INFORMATION: Begin

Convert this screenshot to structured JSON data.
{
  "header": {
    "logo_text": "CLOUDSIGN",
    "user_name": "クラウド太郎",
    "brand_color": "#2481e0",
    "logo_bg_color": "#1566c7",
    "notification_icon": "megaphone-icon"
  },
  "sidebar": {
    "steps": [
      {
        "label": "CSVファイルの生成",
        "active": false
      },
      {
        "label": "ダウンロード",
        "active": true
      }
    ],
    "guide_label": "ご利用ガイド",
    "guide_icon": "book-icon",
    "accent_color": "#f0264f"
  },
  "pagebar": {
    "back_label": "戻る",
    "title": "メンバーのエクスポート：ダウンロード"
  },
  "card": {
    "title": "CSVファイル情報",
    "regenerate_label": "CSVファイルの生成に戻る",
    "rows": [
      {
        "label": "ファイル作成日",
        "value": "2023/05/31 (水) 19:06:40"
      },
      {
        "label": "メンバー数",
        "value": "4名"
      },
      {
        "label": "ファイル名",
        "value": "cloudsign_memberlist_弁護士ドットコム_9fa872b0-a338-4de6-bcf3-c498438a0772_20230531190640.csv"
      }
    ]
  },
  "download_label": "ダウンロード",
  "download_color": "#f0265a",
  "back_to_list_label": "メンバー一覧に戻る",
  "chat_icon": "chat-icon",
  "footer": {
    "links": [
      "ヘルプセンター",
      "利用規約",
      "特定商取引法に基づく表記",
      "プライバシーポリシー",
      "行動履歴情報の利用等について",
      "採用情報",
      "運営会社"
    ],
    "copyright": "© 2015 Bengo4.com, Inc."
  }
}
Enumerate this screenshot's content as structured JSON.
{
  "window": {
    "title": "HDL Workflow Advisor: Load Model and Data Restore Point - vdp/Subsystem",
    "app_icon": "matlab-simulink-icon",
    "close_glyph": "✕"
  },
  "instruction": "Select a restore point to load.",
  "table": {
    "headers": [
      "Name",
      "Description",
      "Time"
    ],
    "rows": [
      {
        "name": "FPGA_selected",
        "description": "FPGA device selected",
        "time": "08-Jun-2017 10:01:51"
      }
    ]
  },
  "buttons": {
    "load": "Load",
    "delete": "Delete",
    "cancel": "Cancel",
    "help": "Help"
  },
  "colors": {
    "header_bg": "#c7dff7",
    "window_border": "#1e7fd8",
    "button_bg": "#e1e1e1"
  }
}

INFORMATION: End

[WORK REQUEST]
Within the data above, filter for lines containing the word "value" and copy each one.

[TASK ANSWER]
        "value": "2023/05/31 (水) 19:06:40"
        "value": "4名"
        "value": "cloudsign_memberlist_弁護士ドットコム_9fa872b0-a338-4de6-bcf3-c498438a0772_20230531190640.csv"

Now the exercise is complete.